“We have been living off of bomber fleet investments made many decades ago, but that is rapidly changing,” Frank told the audience at the Air Force Association’s Air, Space and Cyber Conference here.
“You will never hear me make optimistic predictions about programs. All programs have risk, and the same is true of the B-21, but at this point, at least, the program is making good progress to real fielded capability,” Frank added.
The secrecy that has surrounded the B-21 programme has been one of its defining characteristics. Since the project started in 2014, the aircraft’s details and development timetable have been vague other than its existence and issues of public record such as the bomber’s budget.
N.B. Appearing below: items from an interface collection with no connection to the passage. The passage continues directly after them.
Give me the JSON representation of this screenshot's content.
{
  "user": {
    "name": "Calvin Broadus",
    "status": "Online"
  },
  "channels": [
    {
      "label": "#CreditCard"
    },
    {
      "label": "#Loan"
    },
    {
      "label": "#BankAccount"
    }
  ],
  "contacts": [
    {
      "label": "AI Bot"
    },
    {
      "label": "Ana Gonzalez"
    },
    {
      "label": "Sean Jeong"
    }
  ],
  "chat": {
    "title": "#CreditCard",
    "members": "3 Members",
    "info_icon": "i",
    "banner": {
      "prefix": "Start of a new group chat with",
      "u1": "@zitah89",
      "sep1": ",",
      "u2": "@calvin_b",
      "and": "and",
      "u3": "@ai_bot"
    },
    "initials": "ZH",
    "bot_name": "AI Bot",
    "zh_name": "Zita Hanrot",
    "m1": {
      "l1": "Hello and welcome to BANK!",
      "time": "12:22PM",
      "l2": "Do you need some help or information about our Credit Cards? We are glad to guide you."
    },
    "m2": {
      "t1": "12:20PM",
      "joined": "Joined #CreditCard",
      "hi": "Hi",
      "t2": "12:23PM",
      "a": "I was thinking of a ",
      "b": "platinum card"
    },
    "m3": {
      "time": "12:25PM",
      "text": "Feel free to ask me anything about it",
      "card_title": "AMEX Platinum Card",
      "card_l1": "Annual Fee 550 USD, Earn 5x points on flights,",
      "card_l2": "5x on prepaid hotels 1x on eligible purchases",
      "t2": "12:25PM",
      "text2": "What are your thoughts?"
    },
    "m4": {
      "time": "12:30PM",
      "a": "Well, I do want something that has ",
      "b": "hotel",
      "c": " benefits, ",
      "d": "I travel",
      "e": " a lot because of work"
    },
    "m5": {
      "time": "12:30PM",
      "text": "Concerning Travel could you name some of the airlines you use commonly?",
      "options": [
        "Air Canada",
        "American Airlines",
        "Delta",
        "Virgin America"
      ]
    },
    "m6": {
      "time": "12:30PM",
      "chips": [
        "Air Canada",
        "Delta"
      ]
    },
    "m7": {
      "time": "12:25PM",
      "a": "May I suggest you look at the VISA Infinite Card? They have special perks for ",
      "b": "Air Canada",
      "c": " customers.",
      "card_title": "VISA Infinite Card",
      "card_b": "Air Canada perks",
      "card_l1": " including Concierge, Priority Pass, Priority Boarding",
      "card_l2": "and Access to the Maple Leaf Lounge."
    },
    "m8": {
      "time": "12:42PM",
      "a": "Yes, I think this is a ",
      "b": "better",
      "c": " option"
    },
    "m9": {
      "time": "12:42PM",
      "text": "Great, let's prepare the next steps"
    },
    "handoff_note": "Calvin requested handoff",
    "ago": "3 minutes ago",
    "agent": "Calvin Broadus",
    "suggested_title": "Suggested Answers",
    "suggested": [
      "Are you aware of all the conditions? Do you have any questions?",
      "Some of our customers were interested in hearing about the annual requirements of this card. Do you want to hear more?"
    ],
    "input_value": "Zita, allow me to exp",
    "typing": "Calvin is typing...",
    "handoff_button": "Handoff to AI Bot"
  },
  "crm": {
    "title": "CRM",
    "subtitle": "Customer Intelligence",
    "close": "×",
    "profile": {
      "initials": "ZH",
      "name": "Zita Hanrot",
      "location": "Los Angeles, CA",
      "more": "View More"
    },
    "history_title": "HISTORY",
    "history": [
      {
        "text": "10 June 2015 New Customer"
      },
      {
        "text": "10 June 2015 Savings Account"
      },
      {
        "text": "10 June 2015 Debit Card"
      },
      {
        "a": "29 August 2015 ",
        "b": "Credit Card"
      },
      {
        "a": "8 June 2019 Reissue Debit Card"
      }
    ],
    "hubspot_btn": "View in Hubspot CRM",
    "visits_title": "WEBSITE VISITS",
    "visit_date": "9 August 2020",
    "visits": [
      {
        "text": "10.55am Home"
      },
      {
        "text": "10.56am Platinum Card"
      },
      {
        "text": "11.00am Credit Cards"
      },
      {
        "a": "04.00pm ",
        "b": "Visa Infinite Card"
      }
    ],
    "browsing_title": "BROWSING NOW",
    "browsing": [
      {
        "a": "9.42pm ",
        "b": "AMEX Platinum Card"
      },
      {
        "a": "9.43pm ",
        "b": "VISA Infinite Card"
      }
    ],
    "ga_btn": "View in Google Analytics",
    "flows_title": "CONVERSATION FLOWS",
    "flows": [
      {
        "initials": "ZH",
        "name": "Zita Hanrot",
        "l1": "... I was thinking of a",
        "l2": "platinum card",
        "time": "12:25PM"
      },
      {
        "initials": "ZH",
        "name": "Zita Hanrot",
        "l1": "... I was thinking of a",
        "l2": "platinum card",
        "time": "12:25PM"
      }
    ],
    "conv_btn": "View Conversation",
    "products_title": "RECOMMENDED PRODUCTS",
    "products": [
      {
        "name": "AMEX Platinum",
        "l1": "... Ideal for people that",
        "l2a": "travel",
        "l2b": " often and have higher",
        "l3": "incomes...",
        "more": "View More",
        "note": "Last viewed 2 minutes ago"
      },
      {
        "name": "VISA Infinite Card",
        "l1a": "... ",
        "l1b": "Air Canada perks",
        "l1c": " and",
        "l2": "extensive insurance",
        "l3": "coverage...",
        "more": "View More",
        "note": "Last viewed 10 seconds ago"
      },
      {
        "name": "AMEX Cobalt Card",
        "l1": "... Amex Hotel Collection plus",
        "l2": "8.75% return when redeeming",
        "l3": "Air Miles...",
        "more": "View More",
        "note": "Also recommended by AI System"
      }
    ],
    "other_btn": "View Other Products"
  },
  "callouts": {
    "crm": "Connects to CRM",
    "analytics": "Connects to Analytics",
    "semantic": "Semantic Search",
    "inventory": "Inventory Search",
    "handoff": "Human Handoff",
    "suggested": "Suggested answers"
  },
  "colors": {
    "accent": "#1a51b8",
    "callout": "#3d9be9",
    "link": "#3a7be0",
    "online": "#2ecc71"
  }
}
The priority placed on B-21 is justified considering that it will one day comprise one-third of the United States’ nuclear deterrence triad. While current air defence systems are developing, a nuclear-capable bomber designed to breach enemy bases must have some incredibly intricate technologies.
However, the general public is unaware of the B-21 Raider, named after the WWII Doolittle Raiders. Randall Walden, director of the Department of the Air Force Rapid Capabilities Office and Program Executive Officer of the B-21 Raider Program, told Air Force Magazine in January that two of the bombers were being built. Now Secretary Kendall has confirmed that five prototypes of a fleet of between 100 and 200 US$550 million planes are under construction.
In 2027, the B-21 will join the B-52 Stratofortress, B-1 Lancer, and B-2 Spirit bombers, eventually wholly replacing them after they retire. The B-21 will be capable of carrying conventional and nuclear weapons in a stand-off and direct attack configurations, as well as intelligence, surveillance and reconnaissance, electronic attack, command and control, and other missions.
The B-21 Raider’s performance is still shrouded in secrecy. However, we know it will outperform the B-2, travel at subsonic speeds, and fuel a modified military-grade jet engine. Pratt & Whitney is a subcontractor; thus, one of their engines may be a contender.
Nonetheless, the B-21 makes tremendous progress in terms of stealth. Unlike the F-35, B-21 has designed to remain undetected for as long as necessary.
The B-2 bomber has completely transformed with its flying wing design and radar-absorbing coating, but it was also complicated and costly to maintain. The B-21 enhances stealth by combating low-frequency radar systems designed to detect stealth aircraft that can evade conventional microwave frequency radars.
The stealth coating of the B-21 bomber is more durable than that on the B-2 and does not require frequent maintenance. This implies that the bomber is not only less expensive to operate, but it also does not require environmentally controlled hangars that can keep temperatures within a few degrees.
“We have a nationwide industry team who has shown tremendous dedication and grit over the past 18 months,” says Doug Young, vice president and general manager of Northrop Grumman’s Strike Division. “Combined with our extensive collaboration and transparency with our Air Force customer, and the success we’ve had in bringing digital tools into our design and production processes, the B-21 program is leading the way in many respects.
“With the capability to hold targets at risk anywhere in the world, this weapon system is critical to our national security. Northrop Grumman is committed to delivering the B-21 Raider to the warfighter on time to ensure America can project its power globally for decades to come.”
Source: Northrop Grumman